Apply for the 2022 Pizzigati Prize

Join NTEN in celebrating and spotlighting open source projects for the social good with the next Pizzigati Prize!

As we announced earlier this year, NTEN is thrilled to steward for the Pizzigati Prize, an annual award honoring the life and legacy of Tony Pizzigati, an early advocate of open source computing. In Tony’s brief life, he was committed to the vision that open source technology could be a powerful tool for supporting social change. As such, the Pizzigati Prize honors open source projects that make a real impact in communities worldwide.

2022 Pizzigati Prize

Historically, the Pizzigati Prize has provided a $10,000 grant to one recipient.

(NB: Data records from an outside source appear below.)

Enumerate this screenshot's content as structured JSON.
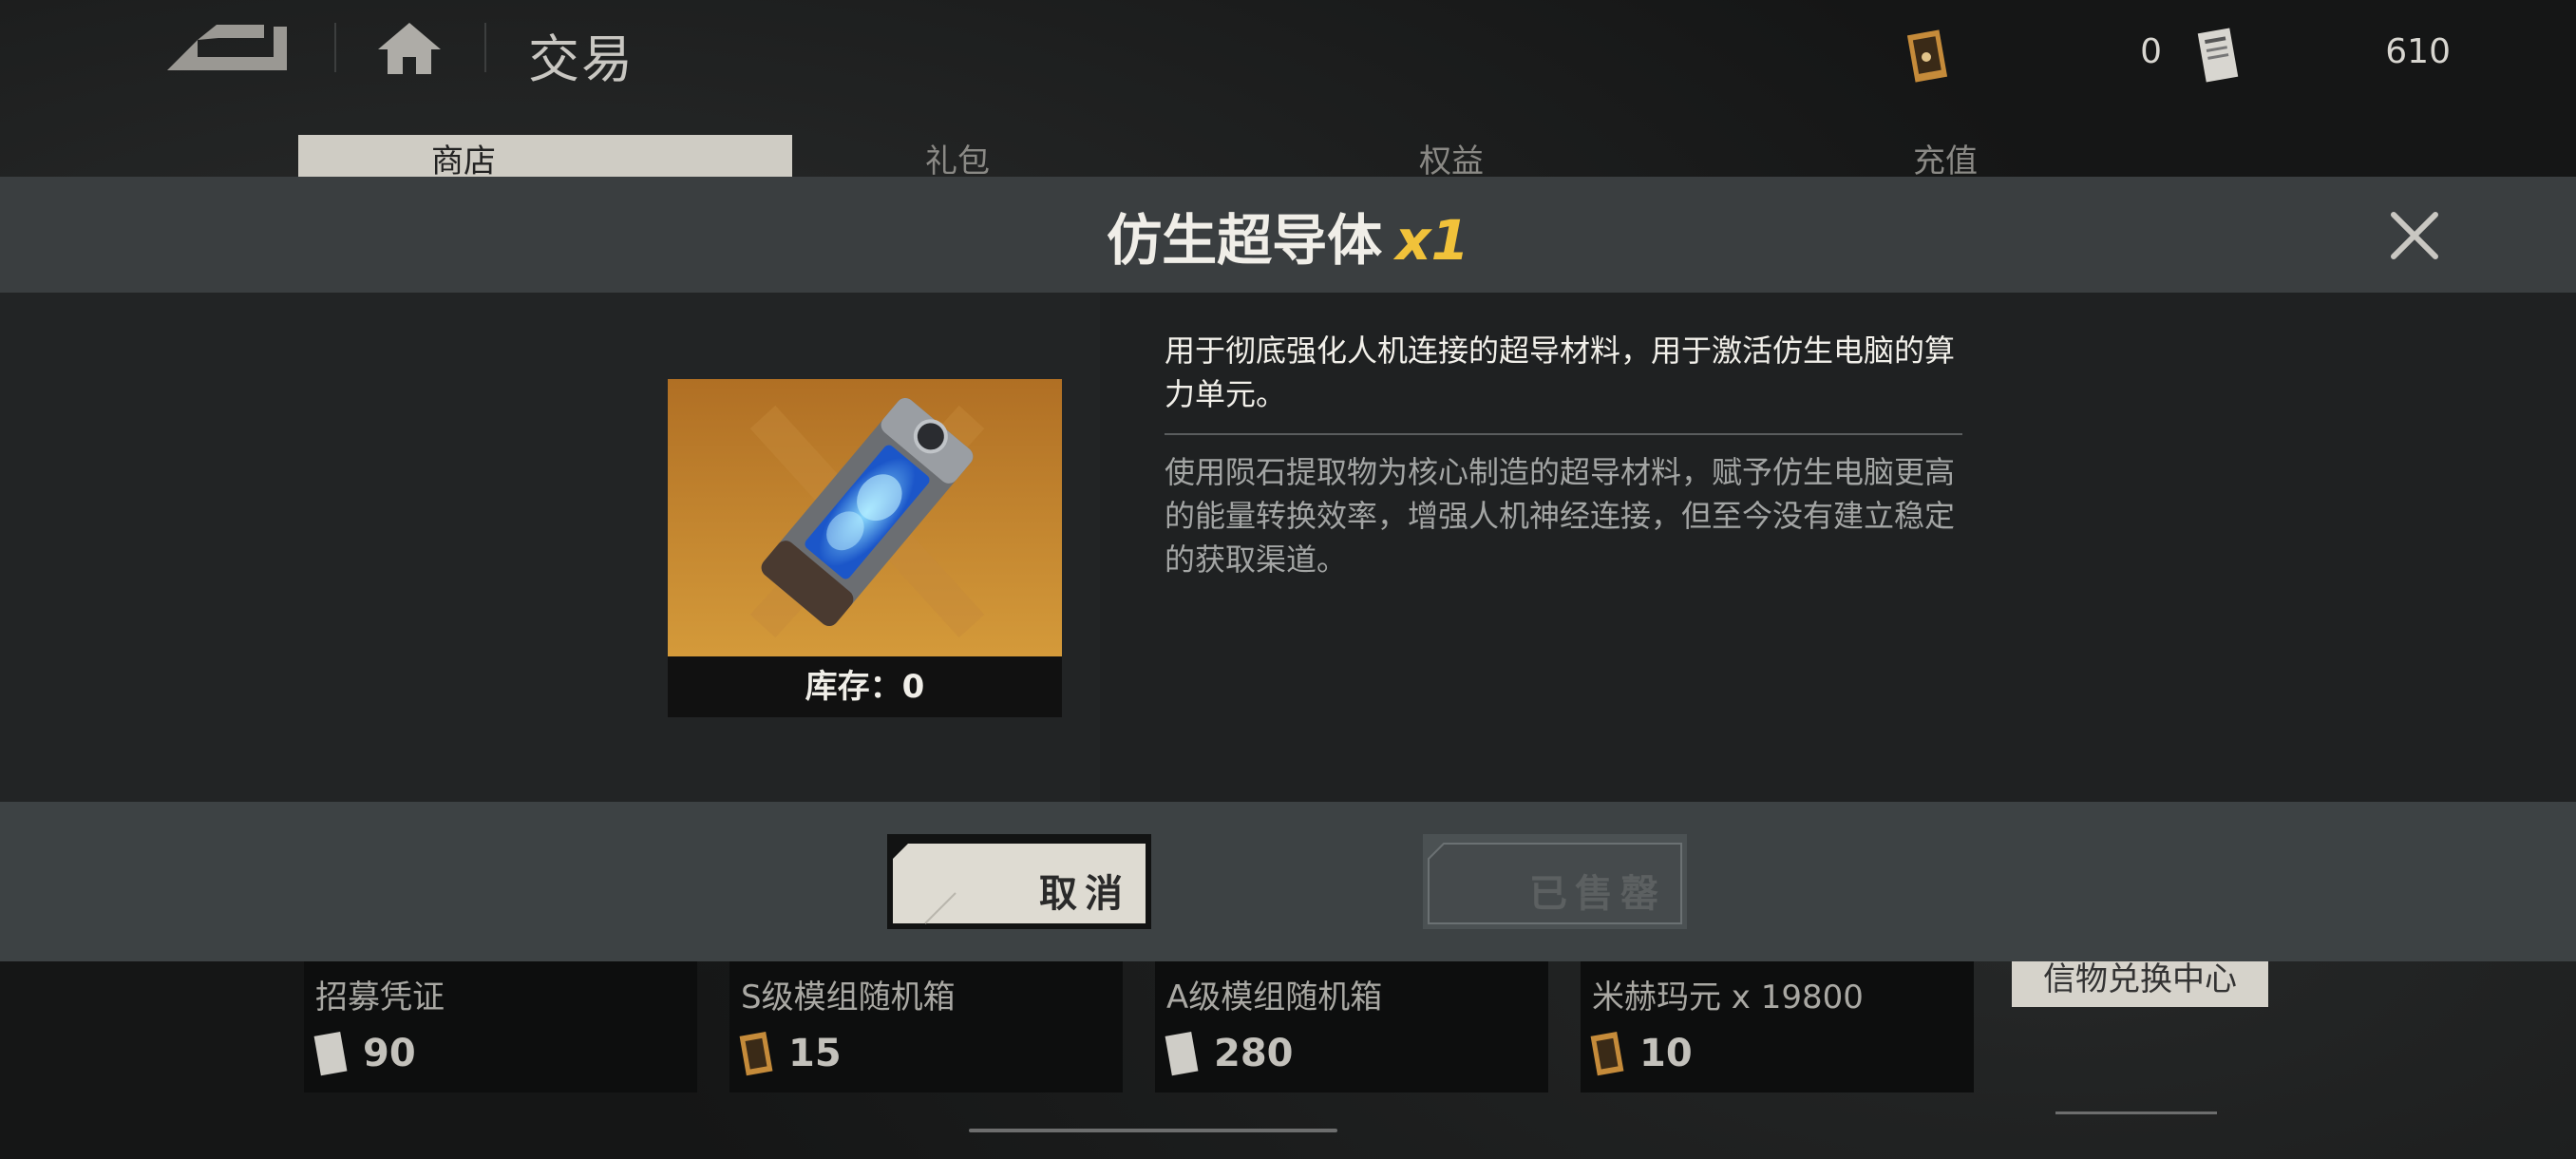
{
  "header": {
    "title": "交易",
    "currency_1": {
      "icon": "recruit-voucher-icon",
      "value": "0"
    },
    "currency_2": {
      "icon": "ticket-icon",
      "value": "610"
    }
  },
  "tabs": [
    {
      "label": "商店",
      "active": true
    },
    {
      "label": "礼包",
      "active": false
    },
    {
      "label": "权益",
      "active": false
    },
    {
      "label": "充值",
      "active": false
    }
  ],
  "shop_items": [
    {
      "name": "招募凭证",
      "price": "90"
    },
    {
      "name": "S级模组随机箱",
      "price": "15"
    },
    {
      "name": "A级模组随机箱",
      "price": "280"
    },
    {
      "name": "米赫玛元 x 19800",
      "price": "10"
    }
  ],
  "side_panel": {
    "label": "信物兑换中心"
  },
  "modal": {
    "title": "仿生超导体",
    "quantity": "x1",
    "stock_label": "库存：0",
    "description": "用于彻底强化人机连接的超导材料，用于激活仿生电脑的算力单元。",
    "lore": "使用陨石提取物为核心制造的超导材料，赋予仿生电脑更高的能量转换效率，增强人机神经连接，但至今没有建立稳定的获取渠道。",
    "cancel_label": "取消",
    "sold_out_label": "已售罄"
  },
  "colors": {
    "accent_yellow": "#f1c23a",
    "item_bg": "#c07a24",
    "header_bar": "#3b3f41"
  }
}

This year, thanks to the generous support of GitHub Social Impact, we’re excited to have one $10,000 grant and two $5,000 grants.

We welcome applications from individuals, teams, and organizations that have developed a readily available software product that qualifies as open source, as defined by the Open Source Initiative. In addition, this software must have already demonstrated its value to at least one nonprofit and the communities served by that organization and potentially valuable to multiple other nonprofits.

Applicants are evaluated on a range of criteria, including demonstrated impact, equitable access, and strength of community. An advisory committee that includes veteran activists in the public interest computing community selects the prize recipients.

Do you have an open source project that is helping nonprofits and communities? Apply today!

Amy Sample Ward
Amy is driven by a belief that the nonprofit technology community can be a movement-based force for positive change. Their prior experience in direct service, policy, philanthropy, and capacity-building organizations has fueled Amy's work to create meaningful, inclusive, and compassionate community engagement and educational opportunities for organizations around the world. As the CEO of NTEN, Amy inspires the NTEN team and global partners to believe in community-generated change. Amy believes technology can help nonprofits reach their missions more effectively and equitably, but doing so takes intention and investment in training, access, and collaboration.